Description of the task: Type out the listing again, exactly, with every line included.

Provided records:
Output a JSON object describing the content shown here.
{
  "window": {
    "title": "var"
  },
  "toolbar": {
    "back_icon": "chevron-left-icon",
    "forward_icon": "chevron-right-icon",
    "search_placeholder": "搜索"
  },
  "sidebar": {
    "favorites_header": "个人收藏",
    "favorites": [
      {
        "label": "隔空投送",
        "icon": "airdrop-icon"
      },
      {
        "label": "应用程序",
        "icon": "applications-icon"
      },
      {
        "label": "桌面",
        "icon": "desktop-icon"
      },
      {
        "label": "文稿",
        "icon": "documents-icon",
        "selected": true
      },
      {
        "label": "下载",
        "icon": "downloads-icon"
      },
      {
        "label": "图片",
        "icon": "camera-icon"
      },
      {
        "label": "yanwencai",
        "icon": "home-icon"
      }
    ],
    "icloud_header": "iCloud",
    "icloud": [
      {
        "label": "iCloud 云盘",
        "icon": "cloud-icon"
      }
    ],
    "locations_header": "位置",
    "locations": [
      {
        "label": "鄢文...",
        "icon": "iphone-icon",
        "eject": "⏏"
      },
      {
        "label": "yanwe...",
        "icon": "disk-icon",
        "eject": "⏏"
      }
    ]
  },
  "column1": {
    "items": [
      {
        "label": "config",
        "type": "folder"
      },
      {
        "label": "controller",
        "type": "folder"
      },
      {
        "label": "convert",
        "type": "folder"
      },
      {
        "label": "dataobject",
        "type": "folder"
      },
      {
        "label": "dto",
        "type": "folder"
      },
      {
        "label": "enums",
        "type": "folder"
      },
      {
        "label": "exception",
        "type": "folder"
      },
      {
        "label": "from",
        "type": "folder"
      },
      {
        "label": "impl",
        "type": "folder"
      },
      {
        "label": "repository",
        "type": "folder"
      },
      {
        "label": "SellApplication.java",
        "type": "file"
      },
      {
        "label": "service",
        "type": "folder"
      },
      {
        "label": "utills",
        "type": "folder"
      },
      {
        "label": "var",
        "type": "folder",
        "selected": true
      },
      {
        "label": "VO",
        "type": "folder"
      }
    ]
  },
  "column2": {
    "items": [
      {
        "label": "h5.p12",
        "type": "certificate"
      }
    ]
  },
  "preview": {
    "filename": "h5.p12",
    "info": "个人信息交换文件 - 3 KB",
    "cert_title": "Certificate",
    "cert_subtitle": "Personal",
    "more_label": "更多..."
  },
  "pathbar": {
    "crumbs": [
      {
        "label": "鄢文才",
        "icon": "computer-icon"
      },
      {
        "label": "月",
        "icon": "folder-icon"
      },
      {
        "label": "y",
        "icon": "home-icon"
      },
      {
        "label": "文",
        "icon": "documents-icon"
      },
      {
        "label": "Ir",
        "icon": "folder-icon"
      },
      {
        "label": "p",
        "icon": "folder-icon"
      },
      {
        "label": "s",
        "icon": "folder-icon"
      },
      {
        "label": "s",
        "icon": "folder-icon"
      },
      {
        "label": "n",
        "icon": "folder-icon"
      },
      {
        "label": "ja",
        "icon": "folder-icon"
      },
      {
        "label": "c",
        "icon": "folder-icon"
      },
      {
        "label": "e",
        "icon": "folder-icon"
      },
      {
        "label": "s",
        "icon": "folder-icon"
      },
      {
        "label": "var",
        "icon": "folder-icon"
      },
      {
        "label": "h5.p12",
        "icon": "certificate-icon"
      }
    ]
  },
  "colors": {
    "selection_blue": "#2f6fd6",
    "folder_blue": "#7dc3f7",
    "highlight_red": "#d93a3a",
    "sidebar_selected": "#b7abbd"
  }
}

Task response:
Output a JSON object describing the content shown here.
{
  "window": {
    "title": "var"
  },
  "toolbar": {
    "back_icon": "chevron-left-icon",
    "forward_icon": "chevron-right-icon",
    "search_placeholder": "搜索"
  },
  "sidebar": {
    "favorites_header": "个人收藏",
    "favorites": [
      {
        "label": "隔空投送",
        "icon": "airdrop-icon"
      },
      {
        "label": "应用程序",
        "icon": "applications-icon"
      },
      {
        "label": "桌面",
        "icon": "desktop-icon"
      },
      {
        "label": "文稿",
        "icon": "documents-icon",
        "selected": true
      },
      {
        "label": "下载",
        "icon": "downloads-icon"
      },
      {
        "label": "图片",
        "icon": "camera-icon"
      },
      {
        "label": "yanwencai",
        "icon": "home-icon"
      }
    ],
    "icloud_header": "iCloud",
    "icloud": [
      {
        "label": "iCloud 云盘",
        "icon": "cloud-icon"
      }
    ],
    "locations_header": "位置",
    "locations": [
      {
        "label": "鄢文...",
        "icon": "iphone-icon",
        "eject": "⏏"
      },
      {
        "label": "yanwe...",
        "icon": "disk-icon",
        "eject": "⏏"
      }
    ]
  },
  "column1": {
    "items": [
      {
        "label": "config",
        "type": "folder"
      },
      {
        "label": "controller",
        "type": "folder"
      },
      {
        "label": "convert",
        "type": "folder"
      },
      {
        "label": "dataobject",
        "type": "folder"
      },
      {
        "label": "dto",
        "type": "folder"
      },
      {
        "label": "enums",
        "type": "folder"
      },
      {
        "label": "exception",
        "type": "folder"
      },
      {
        "label": "from",
        "type": "folder"
      },
      {
        "label": "impl",
        "type": "folder"
      },
      {
        "label": "repository",
        "type": "folder"
      },
      {
        "label": "SellApplication.java",
        "type": "file"
      },
      {
        "label": "service",
        "type": "folder"
      },
      {
        "label": "utills",
        "type": "folder"
      },
      {
        "label": "var",
        "type": "folder",
        "selected": true
      },
      {
        "label": "VO",
        "type": "folder"
      }
    ]
  },
  "column2": {
    "items": [
      {
        "label": "h5.p12",
        "type": "certificate"
      }
    ]
  },
  "preview": {
    "filename": "h5.p12",
    "info": "个人信息交换文件 - 3 KB",
    "cert_title": "Certificate",
    "cert_subtitle": "Personal",
    "more_label": "更多..."
  },
  "pathbar": {
    "crumbs": [
      {
        "label": "鄢文才",
        "icon": "computer-icon"
      },
      {
        "label": "月",
        "icon": "folder-icon"
      },
      {
        "label": "y",
        "icon": "home-icon"
      },
      {
        "label": "文",
        "icon": "documents-icon"
      },
      {
        "label": "Ir",
        "icon": "folder-icon"
      },
      {
        "label": "p",
        "icon": "folder-icon"
      },
      {
        "label": "s",
        "icon": "folder-icon"
      },
      {
        "label": "s",
        "icon": "folder-icon"
      },
      {
        "label": "n",
        "icon": "folder-icon"
      },
      {
        "label": "ja",
        "icon": "folder-icon"
      },
      {
        "label": "c",
        "icon": "folder-icon"
      },
      {
        "label": "e",
        "icon": "folder-icon"
      },
      {
        "label": "s",
        "icon": "folder-icon"
      },
      {
        "label": "var",
        "icon": "folder-icon"
      },
      {
        "label": "h5.p12",
        "icon": "certificate-icon"
      }
    ]
  },
  "colors": {
    "selection_blue": "#2f6fd6",
    "folder_blue": "#7dc3f7",
    "highlight_red": "#d93a3a",
    "sidebar_selected": "#b7abbd"
  }
}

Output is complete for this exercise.